* [DATA SECTION]
══════

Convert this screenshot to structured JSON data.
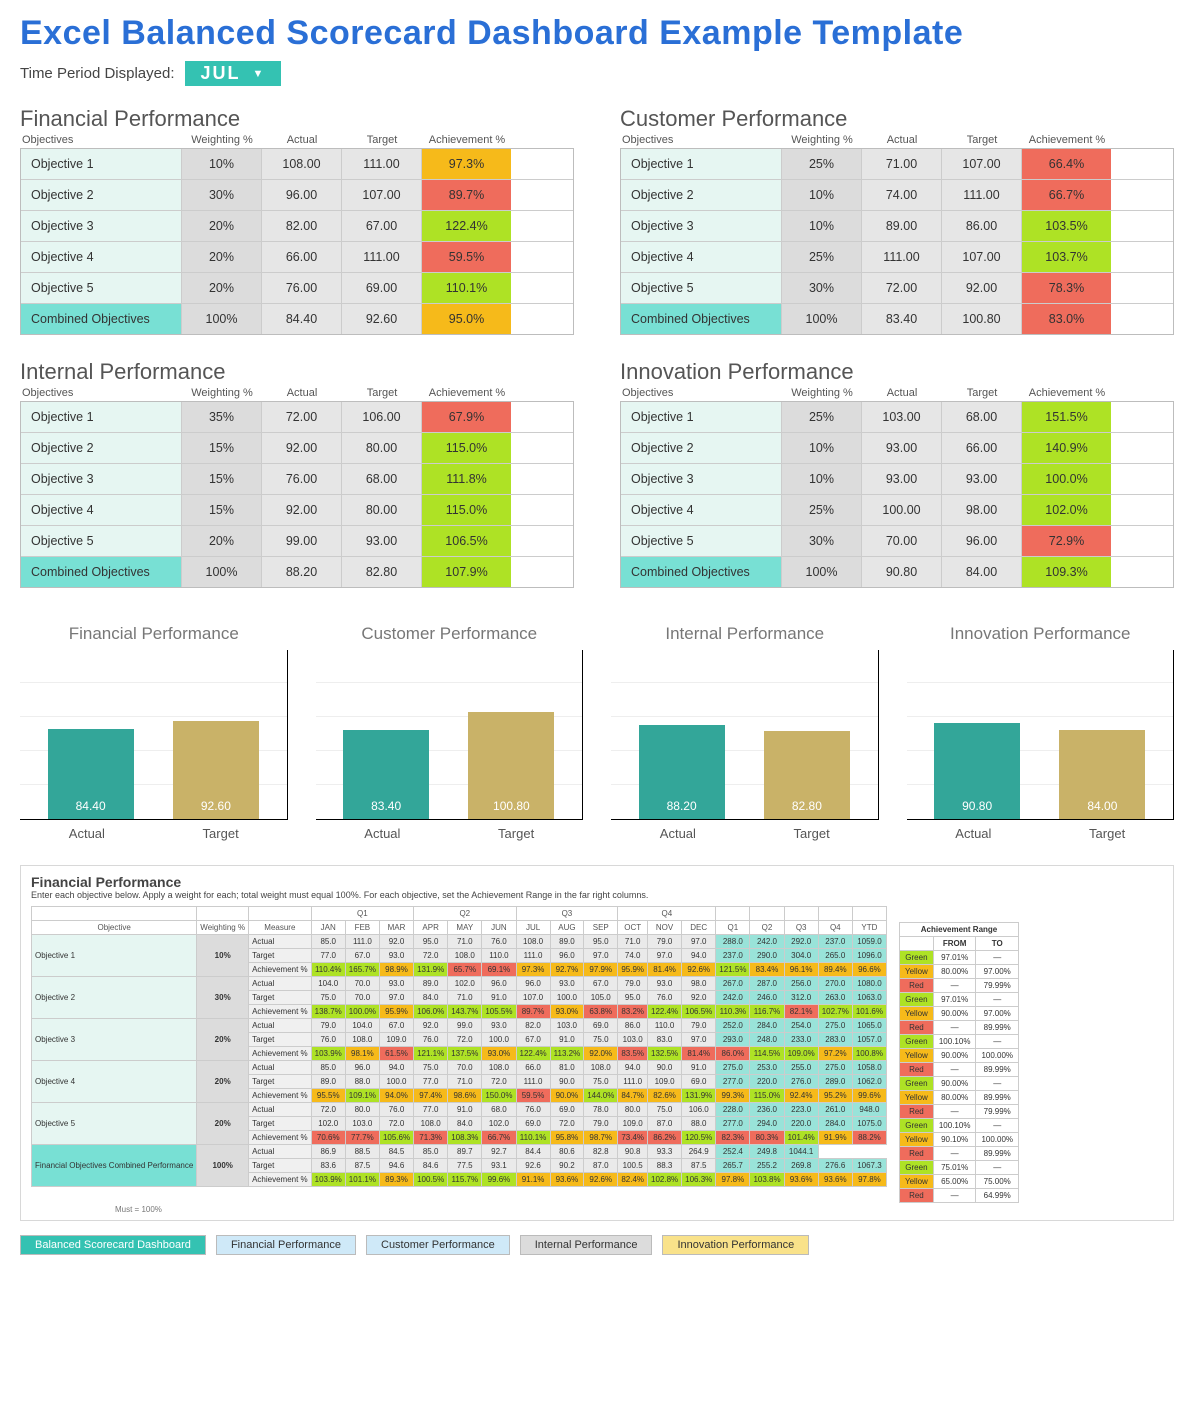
{
  "title": "Excel Balanced Scorecard Dashboard Example Template",
  "period_label": "Time Period Displayed:",
  "period_value": "JUL",
  "columns": {
    "obj": "Objectives",
    "wt": "Weighting %",
    "act": "Actual",
    "tgt": "Target",
    "ach": "Achievement %"
  },
  "combined_label": "Combined Objectives",
  "axis": {
    "actual": "Actual",
    "target": "Target"
  },
  "sections": {
    "financial": {
      "title": "Financial Performance",
      "rows": [
        {
          "name": "Objective 1",
          "wt": "10%",
          "act": "108.00",
          "tgt": "111.00",
          "ach": "97.3%",
          "cls": "yellow"
        },
        {
          "name": "Objective 2",
          "wt": "30%",
          "act": "96.00",
          "tgt": "107.00",
          "ach": "89.7%",
          "cls": "red"
        },
        {
          "name": "Objective 3",
          "wt": "20%",
          "act": "82.00",
          "tgt": "67.00",
          "ach": "122.4%",
          "cls": "green"
        },
        {
          "name": "Objective 4",
          "wt": "20%",
          "act": "66.00",
          "tgt": "111.00",
          "ach": "59.5%",
          "cls": "red"
        },
        {
          "name": "Objective 5",
          "wt": "20%",
          "act": "76.00",
          "tgt": "69.00",
          "ach": "110.1%",
          "cls": "green"
        }
      ],
      "combined": {
        "wt": "100%",
        "act": "84.40",
        "tgt": "92.60",
        "ach": "95.0%",
        "cls": "yellow"
      }
    },
    "customer": {
      "title": "Customer Performance",
      "rows": [
        {
          "name": "Objective 1",
          "wt": "25%",
          "act": "71.00",
          "tgt": "107.00",
          "ach": "66.4%",
          "cls": "red"
        },
        {
          "name": "Objective 2",
          "wt": "10%",
          "act": "74.00",
          "tgt": "111.00",
          "ach": "66.7%",
          "cls": "red"
        },
        {
          "name": "Objective 3",
          "wt": "10%",
          "act": "89.00",
          "tgt": "86.00",
          "ach": "103.5%",
          "cls": "green"
        },
        {
          "name": "Objective 4",
          "wt": "25%",
          "act": "111.00",
          "tgt": "107.00",
          "ach": "103.7%",
          "cls": "green"
        },
        {
          "name": "Objective 5",
          "wt": "30%",
          "act": "72.00",
          "tgt": "92.00",
          "ach": "78.3%",
          "cls": "red"
        }
      ],
      "combined": {
        "wt": "100%",
        "act": "83.40",
        "tgt": "100.80",
        "ach": "83.0%",
        "cls": "red"
      }
    },
    "internal": {
      "title": "Internal Performance",
      "rows": [
        {
          "name": "Objective 1",
          "wt": "35%",
          "act": "72.00",
          "tgt": "106.00",
          "ach": "67.9%",
          "cls": "red"
        },
        {
          "name": "Objective 2",
          "wt": "15%",
          "act": "92.00",
          "tgt": "80.00",
          "ach": "115.0%",
          "cls": "green"
        },
        {
          "name": "Objective 3",
          "wt": "15%",
          "act": "76.00",
          "tgt": "68.00",
          "ach": "111.8%",
          "cls": "green"
        },
        {
          "name": "Objective 4",
          "wt": "15%",
          "act": "92.00",
          "tgt": "80.00",
          "ach": "115.0%",
          "cls": "green"
        },
        {
          "name": "Objective 5",
          "wt": "20%",
          "act": "99.00",
          "tgt": "93.00",
          "ach": "106.5%",
          "cls": "green"
        }
      ],
      "combined": {
        "wt": "100%",
        "act": "88.20",
        "tgt": "82.80",
        "ach": "107.9%",
        "cls": "green"
      }
    },
    "innovation": {
      "title": "Innovation Performance",
      "rows": [
        {
          "name": "Objective 1",
          "wt": "25%",
          "act": "103.00",
          "tgt": "68.00",
          "ach": "151.5%",
          "cls": "green"
        },
        {
          "name": "Objective 2",
          "wt": "10%",
          "act": "93.00",
          "tgt": "66.00",
          "ach": "140.9%",
          "cls": "green"
        },
        {
          "name": "Objective 3",
          "wt": "10%",
          "act": "93.00",
          "tgt": "93.00",
          "ach": "100.0%",
          "cls": "green"
        },
        {
          "name": "Objective 4",
          "wt": "25%",
          "act": "100.00",
          "tgt": "98.00",
          "ach": "102.0%",
          "cls": "green"
        },
        {
          "name": "Objective 5",
          "wt": "30%",
          "act": "70.00",
          "tgt": "96.00",
          "ach": "72.9%",
          "cls": "red"
        }
      ],
      "combined": {
        "wt": "100%",
        "act": "90.80",
        "tgt": "84.00",
        "ach": "109.3%",
        "cls": "green"
      }
    }
  },
  "chart_data": [
    {
      "type": "bar",
      "title": "Financial Performance",
      "categories": [
        "Actual",
        "Target"
      ],
      "values": [
        84.4,
        92.6
      ],
      "ylim": [
        0,
        160
      ]
    },
    {
      "type": "bar",
      "title": "Customer Performance",
      "categories": [
        "Actual",
        "Target"
      ],
      "values": [
        83.4,
        100.8
      ],
      "ylim": [
        0,
        160
      ]
    },
    {
      "type": "bar",
      "title": "Internal Performance",
      "categories": [
        "Actual",
        "Target"
      ],
      "values": [
        88.2,
        82.8
      ],
      "ylim": [
        0,
        160
      ]
    },
    {
      "type": "bar",
      "title": "Innovation Performance",
      "categories": [
        "Actual",
        "Target"
      ],
      "values": [
        90.8,
        84.0
      ],
      "ylim": [
        0,
        160
      ]
    }
  ],
  "fp_detail": {
    "title": "Financial Performance",
    "desc": "Enter each objective below.  Apply a weight for each; total weight must equal 100%.  For each objective, set the Achievement Range in the far right columns.",
    "headers": {
      "obj": "Objective",
      "wt": "Weighting %",
      "meas": "Measure"
    },
    "quarters": [
      "Q1",
      "Q2",
      "Q3",
      "Q4"
    ],
    "months": [
      "JAN",
      "FEB",
      "MAR",
      "APR",
      "MAY",
      "JUN",
      "JUL",
      "AUG",
      "SEP",
      "OCT",
      "NOV",
      "DEC",
      "Q1",
      "Q2",
      "Q3",
      "Q4",
      "YTD"
    ],
    "measures": [
      "Actual",
      "Target",
      "Achievement %"
    ],
    "rows": [
      {
        "name": "Objective 1",
        "wt": "10%",
        "data": [
          [
            "85.0",
            "111.0",
            "92.0",
            "95.0",
            "71.0",
            "76.0",
            "108.0",
            "89.0",
            "95.0",
            "71.0",
            "79.0",
            "97.0",
            "288.0",
            "242.0",
            "292.0",
            "237.0",
            "1059.0"
          ],
          [
            "77.0",
            "67.0",
            "93.0",
            "72.0",
            "108.0",
            "110.0",
            "111.0",
            "96.0",
            "97.0",
            "74.0",
            "97.0",
            "94.0",
            "237.0",
            "290.0",
            "304.0",
            "265.0",
            "1096.0"
          ],
          [
            "110.4%",
            "165.7%",
            "98.9%",
            "131.9%",
            "65.7%",
            "69.1%",
            "97.3%",
            "92.7%",
            "97.9%",
            "95.9%",
            "81.4%",
            "92.6%",
            "121.5%",
            "83.4%",
            "96.1%",
            "89.4%",
            "96.6%"
          ]
        ],
        "ach_cls": [
          "g",
          "g",
          "y",
          "g",
          "r",
          "r",
          "y",
          "y",
          "y",
          "y",
          "y",
          "y",
          "g",
          "y",
          "y",
          "y",
          "y"
        ]
      },
      {
        "name": "Objective 2",
        "wt": "30%",
        "data": [
          [
            "104.0",
            "70.0",
            "93.0",
            "89.0",
            "102.0",
            "96.0",
            "96.0",
            "93.0",
            "67.0",
            "79.0",
            "93.0",
            "98.0",
            "267.0",
            "287.0",
            "256.0",
            "270.0",
            "1080.0"
          ],
          [
            "75.0",
            "70.0",
            "97.0",
            "84.0",
            "71.0",
            "91.0",
            "107.0",
            "100.0",
            "105.0",
            "95.0",
            "76.0",
            "92.0",
            "242.0",
            "246.0",
            "312.0",
            "263.0",
            "1063.0"
          ],
          [
            "138.7%",
            "100.0%",
            "95.9%",
            "106.0%",
            "143.7%",
            "105.5%",
            "89.7%",
            "93.0%",
            "63.8%",
            "83.2%",
            "122.4%",
            "106.5%",
            "110.3%",
            "116.7%",
            "82.1%",
            "102.7%",
            "101.6%"
          ]
        ],
        "ach_cls": [
          "g",
          "g",
          "y",
          "g",
          "g",
          "g",
          "r",
          "y",
          "r",
          "r",
          "g",
          "g",
          "g",
          "g",
          "r",
          "g",
          "g"
        ]
      },
      {
        "name": "Objective 3",
        "wt": "20%",
        "data": [
          [
            "79.0",
            "104.0",
            "67.0",
            "92.0",
            "99.0",
            "93.0",
            "82.0",
            "103.0",
            "69.0",
            "86.0",
            "110.0",
            "79.0",
            "252.0",
            "284.0",
            "254.0",
            "275.0",
            "1065.0"
          ],
          [
            "76.0",
            "108.0",
            "109.0",
            "76.0",
            "72.0",
            "100.0",
            "67.0",
            "91.0",
            "75.0",
            "103.0",
            "83.0",
            "97.0",
            "293.0",
            "248.0",
            "233.0",
            "283.0",
            "1057.0"
          ],
          [
            "103.9%",
            "98.1%",
            "61.5%",
            "121.1%",
            "137.5%",
            "93.0%",
            "122.4%",
            "113.2%",
            "92.0%",
            "83.5%",
            "132.5%",
            "81.4%",
            "86.0%",
            "114.5%",
            "109.0%",
            "97.2%",
            "100.8%"
          ]
        ],
        "ach_cls": [
          "g",
          "y",
          "r",
          "g",
          "g",
          "y",
          "g",
          "g",
          "y",
          "r",
          "g",
          "r",
          "r",
          "g",
          "g",
          "y",
          "g"
        ]
      },
      {
        "name": "Objective 4",
        "wt": "20%",
        "data": [
          [
            "85.0",
            "96.0",
            "94.0",
            "75.0",
            "70.0",
            "108.0",
            "66.0",
            "81.0",
            "108.0",
            "94.0",
            "90.0",
            "91.0",
            "275.0",
            "253.0",
            "255.0",
            "275.0",
            "1058.0"
          ],
          [
            "89.0",
            "88.0",
            "100.0",
            "77.0",
            "71.0",
            "72.0",
            "111.0",
            "90.0",
            "75.0",
            "111.0",
            "109.0",
            "69.0",
            "277.0",
            "220.0",
            "276.0",
            "289.0",
            "1062.0"
          ],
          [
            "95.5%",
            "109.1%",
            "94.0%",
            "97.4%",
            "98.6%",
            "150.0%",
            "59.5%",
            "90.0%",
            "144.0%",
            "84.7%",
            "82.6%",
            "131.9%",
            "99.3%",
            "115.0%",
            "92.4%",
            "95.2%",
            "99.6%"
          ]
        ],
        "ach_cls": [
          "y",
          "g",
          "y",
          "y",
          "y",
          "g",
          "r",
          "y",
          "g",
          "y",
          "y",
          "g",
          "y",
          "g",
          "y",
          "y",
          "y"
        ]
      },
      {
        "name": "Objective 5",
        "wt": "20%",
        "data": [
          [
            "72.0",
            "80.0",
            "76.0",
            "77.0",
            "91.0",
            "68.0",
            "76.0",
            "69.0",
            "78.0",
            "80.0",
            "75.0",
            "106.0",
            "228.0",
            "236.0",
            "223.0",
            "261.0",
            "948.0"
          ],
          [
            "102.0",
            "103.0",
            "72.0",
            "108.0",
            "84.0",
            "102.0",
            "69.0",
            "72.0",
            "79.0",
            "109.0",
            "87.0",
            "88.0",
            "277.0",
            "294.0",
            "220.0",
            "284.0",
            "1075.0"
          ],
          [
            "70.6%",
            "77.7%",
            "105.6%",
            "71.3%",
            "108.3%",
            "66.7%",
            "110.1%",
            "95.8%",
            "98.7%",
            "73.4%",
            "86.2%",
            "120.5%",
            "82.3%",
            "80.3%",
            "101.4%",
            "91.9%",
            "88.2%"
          ]
        ],
        "ach_cls": [
          "r",
          "r",
          "g",
          "r",
          "g",
          "r",
          "g",
          "y",
          "y",
          "r",
          "r",
          "g",
          "r",
          "r",
          "g",
          "y",
          "r"
        ]
      }
    ],
    "combined": {
      "name": "Financial Objectives Combined Performance",
      "wt": "100%",
      "data": [
        [
          "86.9",
          "88.5",
          "84.5",
          "85.0",
          "89.7",
          "92.7",
          "84.4",
          "80.6",
          "82.8",
          "90.8",
          "93.3",
          "264.9",
          "252.4",
          "249.8",
          "1044.1"
        ],
        [
          "83.6",
          "87.5",
          "94.6",
          "84.6",
          "77.5",
          "93.1",
          "92.6",
          "90.2",
          "87.0",
          "100.5",
          "88.3",
          "87.5",
          "265.7",
          "255.2",
          "269.8",
          "276.6",
          "1067.3"
        ],
        [
          "103.9%",
          "101.1%",
          "89.3%",
          "100.5%",
          "115.7%",
          "99.6%",
          "91.1%",
          "93.6%",
          "92.6%",
          "82.4%",
          "102.8%",
          "106.3%",
          "97.8%",
          "103.8%",
          "93.6%",
          "93.6%",
          "97.8%"
        ]
      ],
      "ach_cls": [
        "g",
        "g",
        "y",
        "g",
        "g",
        "g",
        "y",
        "y",
        "y",
        "y",
        "g",
        "g",
        "y",
        "g",
        "y",
        "y",
        "y"
      ]
    },
    "must": "Must = 100%",
    "range": {
      "title": "Achievement Range",
      "from": "FROM",
      "to": "TO",
      "rows": [
        {
          "label": "Green",
          "from": "97.01%",
          "to": "—"
        },
        {
          "label": "Yellow",
          "from": "80.00%",
          "to": "97.00%"
        },
        {
          "label": "Red",
          "from": "—",
          "to": "79.99%"
        },
        {
          "label": "Green",
          "from": "97.01%",
          "to": "—"
        },
        {
          "label": "Yellow",
          "from": "90.00%",
          "to": "97.00%"
        },
        {
          "label": "Red",
          "from": "—",
          "to": "89.99%"
        },
        {
          "label": "Green",
          "from": "100.10%",
          "to": "—"
        },
        {
          "label": "Yellow",
          "from": "90.00%",
          "to": "100.00%"
        },
        {
          "label": "Red",
          "from": "—",
          "to": "89.99%"
        },
        {
          "label": "Green",
          "from": "90.00%",
          "to": "—"
        },
        {
          "label": "Yellow",
          "from": "80.00%",
          "to": "89.99%"
        },
        {
          "label": "Red",
          "from": "—",
          "to": "79.99%"
        },
        {
          "label": "Green",
          "from": "100.10%",
          "to": "—"
        },
        {
          "label": "Yellow",
          "from": "90.10%",
          "to": "100.00%"
        },
        {
          "label": "Red",
          "from": "—",
          "to": "89.99%"
        },
        {
          "label": "Green",
          "from": "75.01%",
          "to": "—"
        },
        {
          "label": "Yellow",
          "from": "65.00%",
          "to": "75.00%"
        },
        {
          "label": "Red",
          "from": "—",
          "to": "64.99%"
        }
      ]
    }
  },
  "tabs": [
    "Balanced Scorecard Dashboard",
    "Financial Performance",
    "Customer Performance",
    "Internal Performance",
    "Innovation Performance"
  ]
}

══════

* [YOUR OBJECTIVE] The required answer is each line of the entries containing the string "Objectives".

* [SOLUTION FOR THIS PROBLEM]
    "obj": "Objectives",
  "combined_label": "Combined Objectives",
      "name": "Financial Objectives Combined Performance",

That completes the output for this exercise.